— Given entries —
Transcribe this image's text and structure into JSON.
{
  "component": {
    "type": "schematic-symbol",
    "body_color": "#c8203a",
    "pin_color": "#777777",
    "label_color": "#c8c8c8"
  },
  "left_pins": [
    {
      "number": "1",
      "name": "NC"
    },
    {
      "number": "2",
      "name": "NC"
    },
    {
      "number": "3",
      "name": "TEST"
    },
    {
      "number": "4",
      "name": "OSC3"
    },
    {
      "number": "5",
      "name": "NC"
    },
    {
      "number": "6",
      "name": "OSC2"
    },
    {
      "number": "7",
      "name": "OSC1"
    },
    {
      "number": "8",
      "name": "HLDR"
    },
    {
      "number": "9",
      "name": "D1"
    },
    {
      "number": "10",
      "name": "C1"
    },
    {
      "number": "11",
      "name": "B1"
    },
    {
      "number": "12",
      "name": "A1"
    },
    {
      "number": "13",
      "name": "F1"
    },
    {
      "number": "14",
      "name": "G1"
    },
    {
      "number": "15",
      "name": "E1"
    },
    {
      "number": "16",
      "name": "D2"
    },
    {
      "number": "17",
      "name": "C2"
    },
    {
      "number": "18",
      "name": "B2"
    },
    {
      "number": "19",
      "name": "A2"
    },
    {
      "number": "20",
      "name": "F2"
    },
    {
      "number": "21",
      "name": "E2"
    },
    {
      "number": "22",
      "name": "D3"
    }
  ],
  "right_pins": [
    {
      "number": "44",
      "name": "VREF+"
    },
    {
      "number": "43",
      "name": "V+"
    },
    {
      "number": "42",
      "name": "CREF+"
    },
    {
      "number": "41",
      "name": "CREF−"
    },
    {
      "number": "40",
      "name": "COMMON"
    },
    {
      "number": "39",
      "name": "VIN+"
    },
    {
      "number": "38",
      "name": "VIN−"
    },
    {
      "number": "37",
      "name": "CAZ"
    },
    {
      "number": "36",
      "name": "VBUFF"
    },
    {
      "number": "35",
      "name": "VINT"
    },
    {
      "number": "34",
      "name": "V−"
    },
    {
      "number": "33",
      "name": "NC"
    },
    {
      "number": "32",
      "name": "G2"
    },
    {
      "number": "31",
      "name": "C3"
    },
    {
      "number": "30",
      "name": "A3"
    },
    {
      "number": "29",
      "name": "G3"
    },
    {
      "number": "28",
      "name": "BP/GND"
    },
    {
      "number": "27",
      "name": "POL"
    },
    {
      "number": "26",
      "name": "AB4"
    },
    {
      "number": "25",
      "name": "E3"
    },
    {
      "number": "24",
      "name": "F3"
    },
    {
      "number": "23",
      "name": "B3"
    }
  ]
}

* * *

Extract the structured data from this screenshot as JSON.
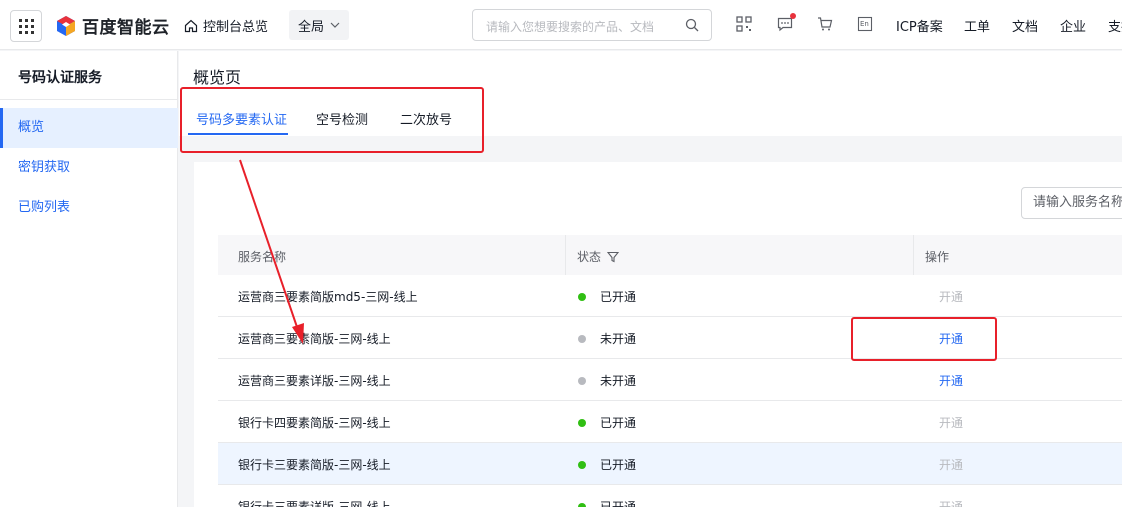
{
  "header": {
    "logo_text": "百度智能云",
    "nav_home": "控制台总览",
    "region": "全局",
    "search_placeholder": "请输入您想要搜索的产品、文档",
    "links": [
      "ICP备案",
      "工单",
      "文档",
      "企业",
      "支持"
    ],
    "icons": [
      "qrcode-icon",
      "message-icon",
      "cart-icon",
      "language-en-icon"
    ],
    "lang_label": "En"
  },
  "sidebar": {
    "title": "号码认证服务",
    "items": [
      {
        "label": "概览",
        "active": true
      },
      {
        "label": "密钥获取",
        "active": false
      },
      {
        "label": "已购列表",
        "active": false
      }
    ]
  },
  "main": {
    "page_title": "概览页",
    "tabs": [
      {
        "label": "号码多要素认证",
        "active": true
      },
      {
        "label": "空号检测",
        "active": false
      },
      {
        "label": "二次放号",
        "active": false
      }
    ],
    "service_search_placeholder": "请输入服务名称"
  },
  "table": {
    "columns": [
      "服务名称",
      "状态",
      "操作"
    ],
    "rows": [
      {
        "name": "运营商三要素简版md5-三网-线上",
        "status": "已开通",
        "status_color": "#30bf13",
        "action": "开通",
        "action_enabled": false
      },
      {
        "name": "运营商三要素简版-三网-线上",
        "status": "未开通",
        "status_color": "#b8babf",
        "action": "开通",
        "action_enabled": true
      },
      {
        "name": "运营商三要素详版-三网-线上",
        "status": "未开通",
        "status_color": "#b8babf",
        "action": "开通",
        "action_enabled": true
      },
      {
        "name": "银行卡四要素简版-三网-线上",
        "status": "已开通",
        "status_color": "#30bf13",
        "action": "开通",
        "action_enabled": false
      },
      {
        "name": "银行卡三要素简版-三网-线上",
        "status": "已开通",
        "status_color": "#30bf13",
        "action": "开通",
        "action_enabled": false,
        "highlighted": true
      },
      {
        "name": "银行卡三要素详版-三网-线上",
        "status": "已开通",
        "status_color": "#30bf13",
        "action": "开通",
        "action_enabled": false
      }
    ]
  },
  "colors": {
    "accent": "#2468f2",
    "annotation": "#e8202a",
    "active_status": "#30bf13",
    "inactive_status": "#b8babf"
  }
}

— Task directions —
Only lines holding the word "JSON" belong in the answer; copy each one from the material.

— Solution for this exercise —
Transcribe this image's text and structure into JSON.
Extract the structured data from this screenshot as JSON.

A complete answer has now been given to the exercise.